Nova Scotia

Proposed water hike means big bills for businesses

Proposed increases in water and wastewater charges in Halifax would mean hundreds of thousands of dollars in increases for some businesses and organizations that use a lot of water.

Some businesses would pay hundreds of thousands of dollars more per year

If the UARB approves Halifax Water's request, it would cost businesses like Oland Brewery hundreds of thousands of dollars per year. (CBC)

Proposed increases in water and wastewater charges in Halifax would mean hundreds of thousands of dollars in increases for some businesses and organizations that use a lot of water.

If the Nova Scotia Utility and Review Board approves the increase, it would add about $190 per year to the average bill.

The first proposed increase is set to take effect in July 1 and the second would take effect Apr. 1, 2014.

But for businesses like the Oland Brewery in Halifax, and increase in the cost of water rates would add up to much more.

Wade Keller, a spokesperson for the brewery, said an 11 to 16 per cent increase in water rates combined with new wastewater charges would cost Oland hundreds of thousands per year.  

"Some of it goes into bottles and the rest of it goes down the drain and so we're facing some challenges with a potential increase in how much we pay for putting that water down the drain," said Keller.    

"We're looking at an increase, we're thinking it'll be about $100,000 a year for the water rate increase and then the wastewater is an additional $400,000 on top of that."  

Keller said those costs will result in beer that's more expensive. He said that could hurt Halifax when it comes to securing national brewing contracts.

Capital Health is expected to take a $300-thousand dollar hit when water rates rise.  

The Town of Truro is also looking at a double-digit rate increase.  

Parking lot owners would also see a jump in their costs. When snow and rain water hits asphalt, it doesn't get absorbed into the earth; instead, it's diverted into the city's storm water system.   

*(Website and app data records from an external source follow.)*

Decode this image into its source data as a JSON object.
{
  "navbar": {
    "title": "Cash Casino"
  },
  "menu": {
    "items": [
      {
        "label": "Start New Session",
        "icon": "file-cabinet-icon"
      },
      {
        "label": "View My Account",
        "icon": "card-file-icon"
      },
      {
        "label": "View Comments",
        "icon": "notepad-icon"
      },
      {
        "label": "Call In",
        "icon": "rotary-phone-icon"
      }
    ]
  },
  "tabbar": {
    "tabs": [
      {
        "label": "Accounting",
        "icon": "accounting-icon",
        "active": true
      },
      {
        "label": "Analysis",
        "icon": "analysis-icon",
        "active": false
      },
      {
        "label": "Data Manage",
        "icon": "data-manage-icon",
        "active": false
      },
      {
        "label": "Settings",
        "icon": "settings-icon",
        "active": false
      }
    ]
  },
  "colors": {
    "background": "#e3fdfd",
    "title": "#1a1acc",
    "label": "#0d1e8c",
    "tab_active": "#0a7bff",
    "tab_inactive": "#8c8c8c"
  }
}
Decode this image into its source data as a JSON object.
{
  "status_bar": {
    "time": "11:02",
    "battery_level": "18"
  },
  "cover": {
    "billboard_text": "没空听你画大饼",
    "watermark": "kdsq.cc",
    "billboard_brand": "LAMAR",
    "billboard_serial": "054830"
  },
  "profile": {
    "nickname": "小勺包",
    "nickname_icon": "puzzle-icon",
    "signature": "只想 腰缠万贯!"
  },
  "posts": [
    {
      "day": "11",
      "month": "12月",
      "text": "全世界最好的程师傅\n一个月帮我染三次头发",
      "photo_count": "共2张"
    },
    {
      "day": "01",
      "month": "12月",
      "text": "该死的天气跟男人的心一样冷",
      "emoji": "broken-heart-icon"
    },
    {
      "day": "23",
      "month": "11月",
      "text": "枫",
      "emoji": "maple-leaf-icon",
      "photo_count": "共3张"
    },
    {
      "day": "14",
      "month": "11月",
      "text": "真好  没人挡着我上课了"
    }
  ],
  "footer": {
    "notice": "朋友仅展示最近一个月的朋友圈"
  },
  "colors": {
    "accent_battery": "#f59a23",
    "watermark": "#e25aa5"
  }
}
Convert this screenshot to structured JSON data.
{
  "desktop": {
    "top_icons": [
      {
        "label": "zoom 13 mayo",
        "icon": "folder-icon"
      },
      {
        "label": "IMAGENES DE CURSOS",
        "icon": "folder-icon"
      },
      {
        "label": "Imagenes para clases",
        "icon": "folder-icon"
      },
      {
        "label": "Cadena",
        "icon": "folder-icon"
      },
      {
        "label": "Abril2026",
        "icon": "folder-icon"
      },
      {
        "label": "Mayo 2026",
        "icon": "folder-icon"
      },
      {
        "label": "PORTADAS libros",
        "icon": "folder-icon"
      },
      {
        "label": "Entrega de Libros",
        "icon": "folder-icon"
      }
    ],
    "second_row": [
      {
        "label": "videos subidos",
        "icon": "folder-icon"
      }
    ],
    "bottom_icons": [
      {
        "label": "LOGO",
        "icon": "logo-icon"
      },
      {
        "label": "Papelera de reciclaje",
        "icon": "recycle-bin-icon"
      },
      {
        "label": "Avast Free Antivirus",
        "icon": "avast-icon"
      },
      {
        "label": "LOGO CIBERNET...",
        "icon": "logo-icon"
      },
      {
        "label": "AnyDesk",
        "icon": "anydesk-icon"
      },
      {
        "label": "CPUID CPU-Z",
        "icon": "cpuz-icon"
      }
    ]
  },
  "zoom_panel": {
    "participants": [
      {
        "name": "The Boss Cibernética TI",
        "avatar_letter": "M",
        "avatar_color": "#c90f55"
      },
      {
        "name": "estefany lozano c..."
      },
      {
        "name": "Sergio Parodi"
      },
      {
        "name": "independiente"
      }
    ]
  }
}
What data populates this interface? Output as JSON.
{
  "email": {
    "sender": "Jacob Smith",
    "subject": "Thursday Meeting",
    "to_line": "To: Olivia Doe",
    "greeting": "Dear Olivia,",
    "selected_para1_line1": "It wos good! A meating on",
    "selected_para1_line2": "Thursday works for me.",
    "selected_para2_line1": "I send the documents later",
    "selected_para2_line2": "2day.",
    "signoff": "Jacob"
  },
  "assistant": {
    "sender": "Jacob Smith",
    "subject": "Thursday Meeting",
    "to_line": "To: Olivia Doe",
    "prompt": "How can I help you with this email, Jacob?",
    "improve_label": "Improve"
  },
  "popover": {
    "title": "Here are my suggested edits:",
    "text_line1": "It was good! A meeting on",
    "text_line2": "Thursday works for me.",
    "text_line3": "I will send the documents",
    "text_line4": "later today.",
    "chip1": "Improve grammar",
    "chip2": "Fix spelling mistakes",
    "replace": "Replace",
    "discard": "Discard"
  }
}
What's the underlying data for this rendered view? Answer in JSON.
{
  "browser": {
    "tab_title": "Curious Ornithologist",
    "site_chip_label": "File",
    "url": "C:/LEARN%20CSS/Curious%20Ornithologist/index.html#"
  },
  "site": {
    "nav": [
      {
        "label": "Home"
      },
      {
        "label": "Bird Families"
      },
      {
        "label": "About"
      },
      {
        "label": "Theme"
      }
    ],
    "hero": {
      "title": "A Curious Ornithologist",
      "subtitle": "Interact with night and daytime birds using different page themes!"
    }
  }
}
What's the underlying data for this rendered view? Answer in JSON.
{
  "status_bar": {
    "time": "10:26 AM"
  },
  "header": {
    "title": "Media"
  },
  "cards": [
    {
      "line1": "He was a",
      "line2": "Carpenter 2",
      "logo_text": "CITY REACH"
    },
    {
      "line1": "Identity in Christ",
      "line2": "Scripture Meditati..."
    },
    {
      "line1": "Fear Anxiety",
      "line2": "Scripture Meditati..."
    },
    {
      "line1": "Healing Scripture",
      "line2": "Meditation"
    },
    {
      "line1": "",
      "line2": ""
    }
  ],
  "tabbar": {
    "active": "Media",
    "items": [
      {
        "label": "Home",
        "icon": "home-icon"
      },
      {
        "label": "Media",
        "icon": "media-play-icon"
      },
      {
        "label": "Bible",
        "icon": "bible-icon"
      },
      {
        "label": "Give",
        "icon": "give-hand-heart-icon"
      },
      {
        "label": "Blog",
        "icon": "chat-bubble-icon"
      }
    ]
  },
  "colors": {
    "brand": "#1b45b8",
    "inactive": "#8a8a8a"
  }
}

Parking lot owners — no matter how big or small the lot — willl have to start paying. That includes residential driveways and larger lots.